"What on earth are you hiding behind your back, Watanuki-kun?" Yuuko asked him, brow furled ever so slightly. Watanuki stared at her dumbly, registering only precarious relief at the possibility that maybe, just maybe, Yuuko couldn't read minds after all. It wasn't like her to ask such a frank and factual question; she specialized more in suggestive tones that bent listeners to her nefarious will.
"You mean... you don't know?" he gasped.
"No, there seems to be a rather powerful cloak upon it, one that even I cannot see through. I was hoping you would enlighten me, Watanuki dear." She looked at him half-amusedly, one eyebrow cocked in anticipation. "Not that I don't have a hunch, of course."

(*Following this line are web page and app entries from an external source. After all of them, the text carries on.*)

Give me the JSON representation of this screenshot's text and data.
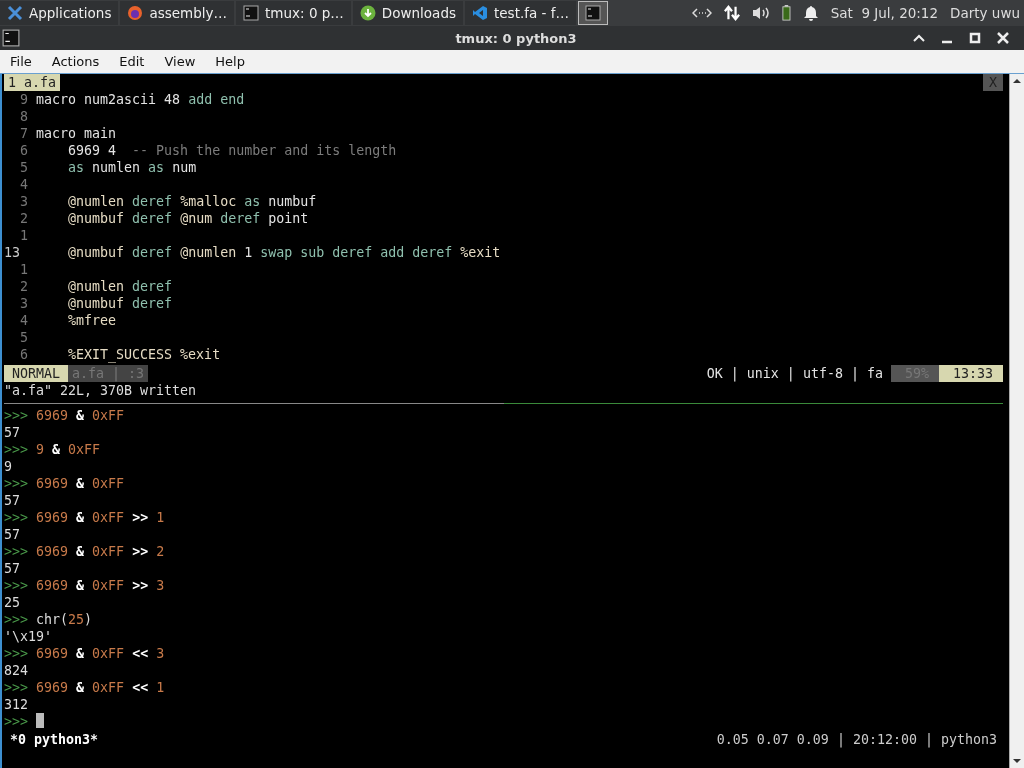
{
  "taskbar": {
    "items": [
      {
        "label": "Applications",
        "kind": "menu",
        "selected": false
      },
      {
        "label": "assembly…",
        "kind": "browser",
        "selected": false
      },
      {
        "label": "tmux: 0 p…",
        "kind": "terminal",
        "selected": false
      },
      {
        "label": "Downloads",
        "kind": "download",
        "selected": false
      },
      {
        "label": "test.fa - f…",
        "kind": "editor",
        "selected": false
      },
      {
        "kind": "terminal",
        "selected": true
      }
    ],
    "clock": "Sat  9 Jul, 20:12",
    "user": "Darty uwu"
  },
  "window": {
    "title": "tmux: 0 python3"
  },
  "menu": [
    "File",
    "Actions",
    "Edit",
    "View",
    "Help"
  ],
  "buffer_tab": {
    "label": "1 a.fa",
    "close": "X"
  },
  "editor": {
    "lines": [
      {
        "number": "9",
        "current": false,
        "indented": false,
        "tokens": [
          {
            "text": "macro num2ascii 48 ",
            "kind": "plain"
          },
          {
            "text": "add end",
            "kind": "kw"
          }
        ]
      },
      {
        "number": "8",
        "current": false
      },
      {
        "number": "7",
        "current": false,
        "indented": false,
        "tokens": [
          {
            "text": "macro main",
            "kind": "plain"
          }
        ]
      },
      {
        "number": "6",
        "current": false,
        "indented": true,
        "tokens": [
          {
            "text": "6969 4  ",
            "kind": "plain"
          },
          {
            "text": "-- Push the number and its length",
            "kind": "comment"
          }
        ]
      },
      {
        "number": "5",
        "current": false,
        "indented": true,
        "tokens": [
          {
            "text": "as ",
            "kind": "kw"
          },
          {
            "text": "numlen ",
            "kind": "plain"
          },
          {
            "text": "as ",
            "kind": "kw"
          },
          {
            "text": "num",
            "kind": "plain"
          }
        ]
      },
      {
        "number": "4",
        "current": false
      },
      {
        "number": "3",
        "current": false,
        "indented": true,
        "tokens": [
          {
            "text": "@numlen ",
            "kind": "attr"
          },
          {
            "text": "deref ",
            "kind": "kw"
          },
          {
            "text": "%malloc ",
            "kind": "attr"
          },
          {
            "text": "as ",
            "kind": "kw"
          },
          {
            "text": "numbuf",
            "kind": "plain"
          }
        ]
      },
      {
        "number": "2",
        "current": false,
        "indented": true,
        "tokens": [
          {
            "text": "@numbuf ",
            "kind": "attr"
          },
          {
            "text": "deref ",
            "kind": "kw"
          },
          {
            "text": "@num ",
            "kind": "attr"
          },
          {
            "text": "deref ",
            "kind": "kw"
          },
          {
            "text": "point",
            "kind": "plain"
          }
        ]
      },
      {
        "number": "1",
        "current": false
      },
      {
        "number": "13",
        "current": true,
        "indented": true,
        "tokens": [
          {
            "text": "@numbuf ",
            "kind": "attr"
          },
          {
            "text": "deref ",
            "kind": "kw"
          },
          {
            "text": "@numlen ",
            "kind": "attr"
          },
          {
            "text": "1 ",
            "kind": "plain"
          },
          {
            "text": "swap sub deref add deref ",
            "kind": "kw"
          },
          {
            "text": "%exit",
            "kind": "attr"
          }
        ]
      },
      {
        "number": "1",
        "current": false
      },
      {
        "number": "2",
        "current": false,
        "indented": true,
        "tokens": [
          {
            "text": "@numlen ",
            "kind": "attr"
          },
          {
            "text": "deref",
            "kind": "kw"
          }
        ]
      },
      {
        "number": "3",
        "current": false,
        "indented": true,
        "tokens": [
          {
            "text": "@numbuf ",
            "kind": "attr"
          },
          {
            "text": "deref",
            "kind": "kw"
          }
        ]
      },
      {
        "number": "4",
        "current": false,
        "indented": true,
        "tokens": [
          {
            "text": "%mfree",
            "kind": "attr"
          }
        ]
      },
      {
        "number": "5",
        "current": false
      },
      {
        "number": "6",
        "current": false,
        "indented": true,
        "tokens": [
          {
            "text": "%EXIT_SUCCESS %exit",
            "kind": "attr"
          }
        ]
      }
    ]
  },
  "vim_status": {
    "mode": "NORMAL",
    "file": "a.fa | :3",
    "info": "OK | unix | utf-8 | fa",
    "percent": "59%",
    "position": "13:33"
  },
  "message": "\"a.fa\" 22L, 370B written",
  "repl": {
    "lines": [
      {
        "tokens": [
          {
            "text": ">>> ",
            "kind": "prompt"
          },
          {
            "text": "6969",
            "kind": "number"
          },
          {
            "text": " & ",
            "kind": "op"
          },
          {
            "text": "0xFF",
            "kind": "number"
          }
        ]
      },
      {
        "tokens": [
          {
            "text": "57",
            "kind": "output"
          }
        ]
      },
      {
        "tokens": [
          {
            "text": ">>> ",
            "kind": "prompt"
          },
          {
            "text": "9",
            "kind": "number"
          },
          {
            "text": " & ",
            "kind": "op"
          },
          {
            "text": "0xFF",
            "kind": "number"
          }
        ]
      },
      {
        "tokens": [
          {
            "text": "9",
            "kind": "output"
          }
        ]
      },
      {
        "tokens": [
          {
            "text": ">>> ",
            "kind": "prompt"
          },
          {
            "text": "6969",
            "kind": "number"
          },
          {
            "text": " & ",
            "kind": "op"
          },
          {
            "text": "0xFF",
            "kind": "number"
          }
        ]
      },
      {
        "tokens": [
          {
            "text": "57",
            "kind": "output"
          }
        ]
      },
      {
        "tokens": [
          {
            "text": ">>> ",
            "kind": "prompt"
          },
          {
            "text": "6969",
            "kind": "number"
          },
          {
            "text": " & ",
            "kind": "op"
          },
          {
            "text": "0xFF",
            "kind": "number"
          },
          {
            "text": " >> ",
            "kind": "op"
          },
          {
            "text": "1",
            "kind": "number"
          }
        ]
      },
      {
        "tokens": [
          {
            "text": "57",
            "kind": "output"
          }
        ]
      },
      {
        "tokens": [
          {
            "text": ">>> ",
            "kind": "prompt"
          },
          {
            "text": "6969",
            "kind": "number"
          },
          {
            "text": " & ",
            "kind": "op"
          },
          {
            "text": "0xFF",
            "kind": "number"
          },
          {
            "text": " >> ",
            "kind": "op"
          },
          {
            "text": "2",
            "kind": "number"
          }
        ]
      },
      {
        "tokens": [
          {
            "text": "57",
            "kind": "output"
          }
        ]
      },
      {
        "tokens": [
          {
            "text": ">>> ",
            "kind": "prompt"
          },
          {
            "text": "6969",
            "kind": "number"
          },
          {
            "text": " & ",
            "kind": "op"
          },
          {
            "text": "0xFF",
            "kind": "number"
          },
          {
            "text": " >> ",
            "kind": "op"
          },
          {
            "text": "3",
            "kind": "number"
          }
        ]
      },
      {
        "tokens": [
          {
            "text": "25",
            "kind": "output"
          }
        ]
      },
      {
        "tokens": [
          {
            "text": ">>> ",
            "kind": "prompt"
          },
          {
            "text": "chr(",
            "kind": "output"
          },
          {
            "text": "25",
            "kind": "number"
          },
          {
            "text": ")",
            "kind": "output"
          }
        ]
      },
      {
        "tokens": [
          {
            "text": "'\\x19'",
            "kind": "output"
          }
        ]
      },
      {
        "tokens": [
          {
            "text": ">>> ",
            "kind": "prompt"
          },
          {
            "text": "6969",
            "kind": "number"
          },
          {
            "text": " & ",
            "kind": "op"
          },
          {
            "text": "0xFF",
            "kind": "number"
          },
          {
            "text": " << ",
            "kind": "op"
          },
          {
            "text": "3",
            "kind": "number"
          }
        ]
      },
      {
        "tokens": [
          {
            "text": "824",
            "kind": "output"
          }
        ]
      },
      {
        "tokens": [
          {
            "text": ">>> ",
            "kind": "prompt"
          },
          {
            "text": "6969",
            "kind": "number"
          },
          {
            "text": " & ",
            "kind": "op"
          },
          {
            "text": "0xFF",
            "kind": "number"
          },
          {
            "text": " << ",
            "kind": "op"
          },
          {
            "text": "1",
            "kind": "number"
          }
        ]
      },
      {
        "tokens": [
          {
            "text": "312",
            "kind": "output"
          }
        ]
      },
      {
        "cursor": true,
        "tokens": [
          {
            "text": ">>> ",
            "kind": "prompt"
          }
        ]
      }
    ]
  },
  "tmux_status": {
    "window": "*0 python3*",
    "right": "0.05 0.07 0.09 | 20:12:00 | python3"
  }
}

"It's... ah... it's nothing, just a little trinket..."
Yuuko looked smug. "Not a little something with pages and a cover, perhaps?" When Watanuki turned an even deeper shade of red, she continued with the slightest giggle in her voice. "Well, you don't need to worry, then. It's not something dangerous...just a little issue that needs to be dealt with."
Watanuki managed a strangled gurgling sound.
"Yes?" asked Yuuko expectantly.
"Can you... tell me how to get rid of it?" he mumbled. His employer laughed in earnest, tossing her long legs from the dais where she sat and sweeping across the room to meet him on dark bat wings. The star-dotted material of her kimono swept against his face, enfolding him in a world of woven night.
"No, that's one thing I cannot help you with," she told him, spidery fingers running lazily over the bridge of his nose. Watanuki crossed his eyes, then uncrossed them to look her in the face. Dark red eyes stared back at him, contemplating the secrets of the universe with a perverse mixture of amusement and responsibility. Watanuki, thoroughly cowed, went back to crossing his eyes again. "The price would be too great for you to pay," Yuuko continued. "There are things no mortal should ever wish away, do you understand me? You may create your own future to some extent, but there are other pieces, other components, which are hitsuzen. They cannot be altered, Watanuki, cannot be bartered off. I have the idea," she whispered, "That the book behind your back is one of those things."
"Yes..." Watanuki murmured, caught in the spell.
"Ooooof course," added Yuuko loudly, suddenly straightening and assuming the plastically cheery demeanor of a particularly talented used car salesperson. "As your employer and dear friend, and for a very reasonable price, I could offer some heart-to-heart advice on the subject. Ne, Watanuki-kun?"
Watanuki rubbed his eyes wearily with the heel of his palm. He would understand Yuuko someday—if she would ever remain the same damn person for more than a minute.
"All right, fine. What should I do?" he asked exasperatedly.
"Ah-ah, that's not a very nice way to ask, Watanuki-kun. You really ought to show more respect."
"...Please tell me what I should do, Yuuko-san," Watanuki sighed.
"Fine! PLEASE, your humble servant begs of you to share your infinite and unimpeachable wisdom with his lowly self, O Great, Powerful, and Mysterious Yuuko-sama! Happy now?"
"Quite," Yuuko said cheerily.
"So where's my advice?"
"Right here," she said, leaning in toward him and speaking in a nearly inaudible voice, so that he had to strain to hear each word. Her voice gave him the impression of gauzy spider webs floating over water on a muggy day, delicate and suffocating all at once.
"The book... read it, Watanuki."
Yuuko leaned back, the spider webs clearing from the air. Watanuki waited.
"And you'll be serving me breakfast for the next two days, so be sure to stock up on sake!"
Several minutes later, a tall youth vaguely resembling a clarinet in his gold buttoned uniform, could be seen with shopping bag in hand, frantically pounding his forehead against a fence that wasn't there at the edge of an abandoned lot. At this point, Watanuki didn't really care if he frightened the neighbors.